Iran Threatens Revolutionary Court Trials for "Incitement"
Televised Confessions Raise Concerns
The head of Tehran's Revolutionary Court stated on August 2 that his office was investigating some of the students arrested following demonstrations and peaceful protests earlier this month.
"When governments launch campaigns against 'incitement,' freedom of expression is often the first casualty," said Hanny Megally, executive director of Human Rights Watch's Middle East and North Africa division. "The Iranian judiciary has been in the forefront of the campaign to stamp out dissent and Iran's Revolutionary Courts are notorious for their disregard of basic fair trial standards."
Revolutionary Court head Hojatoleslam Rahbarpour also confirmed that approximately 1,500 students had been detained in the aftermath of the dormitory raid and the large street demonstrations in Tehran and other cities protesting that assault. He said that most had been "provisionally" released. Student leaders in Tehran believe that between 200 and 600 students remain in detention. On July 30, Human Rights Watch made public a list of seventy-seven detained or missing persons, mostly students.
The July crackdown has also targeted non-violent political activists outside of the universities. Four members of the Iran Nation Party-Bahram Namazi, Khosro Seif, Farzin Mokhber, and Mehran Abdolbaghi -- were picked up from their homes on July 13. They and Rozbeh Farahanipour, a founder of the Marze Por Gohar Party, remain in detention without charge. Their colleagues have told Human Rights Watch that they were picked up after they had been seen distributing leaflets at Tehran University. Among others also listed as detained in a Ministry of Information statement are Saeed Rasoulian, Hajir Palaschi, Mohamed Eghbal Kazerouni, and Elahé Amir Entezam. They were arrested separately between July 13 and July 15. The ministry statement did not specify any charges against them.

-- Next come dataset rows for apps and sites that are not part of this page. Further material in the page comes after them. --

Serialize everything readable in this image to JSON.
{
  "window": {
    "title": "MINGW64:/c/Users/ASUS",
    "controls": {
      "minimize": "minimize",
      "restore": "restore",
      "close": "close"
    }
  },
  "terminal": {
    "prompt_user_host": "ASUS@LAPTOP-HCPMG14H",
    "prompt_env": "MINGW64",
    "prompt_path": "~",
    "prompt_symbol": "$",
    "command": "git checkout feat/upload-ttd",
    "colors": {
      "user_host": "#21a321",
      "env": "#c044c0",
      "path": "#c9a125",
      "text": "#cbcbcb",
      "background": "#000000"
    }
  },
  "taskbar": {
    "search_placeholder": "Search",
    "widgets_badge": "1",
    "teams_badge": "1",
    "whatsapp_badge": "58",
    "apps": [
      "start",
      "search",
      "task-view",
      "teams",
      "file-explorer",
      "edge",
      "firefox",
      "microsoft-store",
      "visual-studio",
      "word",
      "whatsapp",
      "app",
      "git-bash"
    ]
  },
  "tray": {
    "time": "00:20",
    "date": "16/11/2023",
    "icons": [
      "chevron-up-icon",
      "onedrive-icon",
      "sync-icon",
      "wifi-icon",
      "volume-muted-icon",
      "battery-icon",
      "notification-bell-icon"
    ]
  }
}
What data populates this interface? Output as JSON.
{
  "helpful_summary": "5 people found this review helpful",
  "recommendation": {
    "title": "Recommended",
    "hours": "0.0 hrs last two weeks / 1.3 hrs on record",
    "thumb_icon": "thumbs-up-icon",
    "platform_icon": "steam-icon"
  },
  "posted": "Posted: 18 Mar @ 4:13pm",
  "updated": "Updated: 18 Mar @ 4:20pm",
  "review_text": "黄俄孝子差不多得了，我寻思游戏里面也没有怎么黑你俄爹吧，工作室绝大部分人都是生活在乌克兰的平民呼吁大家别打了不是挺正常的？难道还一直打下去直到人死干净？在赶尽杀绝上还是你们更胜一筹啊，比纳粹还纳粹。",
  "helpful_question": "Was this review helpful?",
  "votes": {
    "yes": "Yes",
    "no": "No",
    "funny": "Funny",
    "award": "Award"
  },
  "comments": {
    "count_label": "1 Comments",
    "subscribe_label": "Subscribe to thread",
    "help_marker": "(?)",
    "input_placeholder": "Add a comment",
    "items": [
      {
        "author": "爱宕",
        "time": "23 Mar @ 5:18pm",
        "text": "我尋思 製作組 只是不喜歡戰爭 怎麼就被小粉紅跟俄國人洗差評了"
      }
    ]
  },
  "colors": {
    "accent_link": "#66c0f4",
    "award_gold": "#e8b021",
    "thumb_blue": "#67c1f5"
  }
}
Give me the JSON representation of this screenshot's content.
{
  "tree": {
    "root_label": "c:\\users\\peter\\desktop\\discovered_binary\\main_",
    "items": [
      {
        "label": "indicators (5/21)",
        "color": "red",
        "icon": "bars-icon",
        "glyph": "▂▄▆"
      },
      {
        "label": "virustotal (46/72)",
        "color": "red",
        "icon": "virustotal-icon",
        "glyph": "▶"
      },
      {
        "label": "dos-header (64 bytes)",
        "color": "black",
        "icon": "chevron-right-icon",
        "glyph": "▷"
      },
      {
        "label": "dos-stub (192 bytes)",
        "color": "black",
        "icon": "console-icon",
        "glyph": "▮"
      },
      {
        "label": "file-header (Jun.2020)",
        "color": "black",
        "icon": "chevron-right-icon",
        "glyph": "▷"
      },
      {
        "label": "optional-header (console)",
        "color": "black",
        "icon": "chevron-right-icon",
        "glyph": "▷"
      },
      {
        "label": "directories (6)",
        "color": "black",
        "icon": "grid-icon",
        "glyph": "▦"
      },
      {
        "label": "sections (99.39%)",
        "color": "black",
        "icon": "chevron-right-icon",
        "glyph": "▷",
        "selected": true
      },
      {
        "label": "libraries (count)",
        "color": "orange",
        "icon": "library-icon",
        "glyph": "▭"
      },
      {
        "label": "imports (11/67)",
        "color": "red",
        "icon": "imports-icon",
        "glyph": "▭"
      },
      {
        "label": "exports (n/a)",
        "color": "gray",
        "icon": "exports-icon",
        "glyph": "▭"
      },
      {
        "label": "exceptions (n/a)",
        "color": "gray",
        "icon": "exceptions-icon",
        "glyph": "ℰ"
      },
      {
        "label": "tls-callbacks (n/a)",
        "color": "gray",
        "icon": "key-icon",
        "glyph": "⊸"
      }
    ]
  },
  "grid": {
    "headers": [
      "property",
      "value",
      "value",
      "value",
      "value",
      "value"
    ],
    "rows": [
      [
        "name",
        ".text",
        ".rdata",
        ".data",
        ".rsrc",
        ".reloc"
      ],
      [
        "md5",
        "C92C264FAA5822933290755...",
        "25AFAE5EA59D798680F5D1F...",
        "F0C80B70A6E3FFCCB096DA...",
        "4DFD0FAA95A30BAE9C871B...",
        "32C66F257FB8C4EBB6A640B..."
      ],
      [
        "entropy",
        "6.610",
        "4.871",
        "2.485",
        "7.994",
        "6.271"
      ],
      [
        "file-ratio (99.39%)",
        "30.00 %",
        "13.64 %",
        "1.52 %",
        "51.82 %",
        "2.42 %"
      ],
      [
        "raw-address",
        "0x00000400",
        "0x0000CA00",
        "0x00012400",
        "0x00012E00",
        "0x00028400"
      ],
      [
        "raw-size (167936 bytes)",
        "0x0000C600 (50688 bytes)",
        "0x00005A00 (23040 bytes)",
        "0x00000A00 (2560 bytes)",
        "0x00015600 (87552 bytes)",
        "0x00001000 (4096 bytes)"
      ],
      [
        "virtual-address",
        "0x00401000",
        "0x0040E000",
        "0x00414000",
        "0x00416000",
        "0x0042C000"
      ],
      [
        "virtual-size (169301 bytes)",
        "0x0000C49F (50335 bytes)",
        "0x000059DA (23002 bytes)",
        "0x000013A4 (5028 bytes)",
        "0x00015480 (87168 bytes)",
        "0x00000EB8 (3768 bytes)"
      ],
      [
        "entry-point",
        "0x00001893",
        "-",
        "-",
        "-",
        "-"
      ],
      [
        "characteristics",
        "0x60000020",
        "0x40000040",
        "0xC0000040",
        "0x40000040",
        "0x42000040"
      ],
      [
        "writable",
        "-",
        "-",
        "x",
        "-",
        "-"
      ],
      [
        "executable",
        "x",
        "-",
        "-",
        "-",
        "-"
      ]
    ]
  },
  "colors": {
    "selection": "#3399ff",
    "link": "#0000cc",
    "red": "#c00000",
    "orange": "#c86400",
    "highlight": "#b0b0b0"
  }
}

In addition, four detained members of the National Association of Iranian Students-Manouchehr Mohamedi, Gholam Reza Mohajeri-Nejad, Rahim Reza'i, and Malous Radnia-have been accused in the official media of counter-revolutionary activities and ties with the United States and Israel. The four have been kept in incommunicado detention and allowed no access to legal counsel. On July 19, authorities broadcast a tape showing Mohamedi, Mohajeri-Nejad, and Reza'i appearing to "confess" on television to these charges, and government television reported that Malous had confessed as well. Iranian television broadcast a "new confession" by Mohamedi on July 27 in which he implicated others among those in detention. He also claimed that "we have received financial assistance from America on three or four occasions to organize student movements." Activists in the political reform movement in Iran have told Human Rights Watch that they fear the government will force others to make similar public "confessions."
"This recourse to televised confessions is deeply troubling and suggests that these individuals may have given these statements under duress," said Megally. "A government that presents public confessions by persons held without access to families or lawyers is advertizing itself as a gross violator of the most fundamental human rights."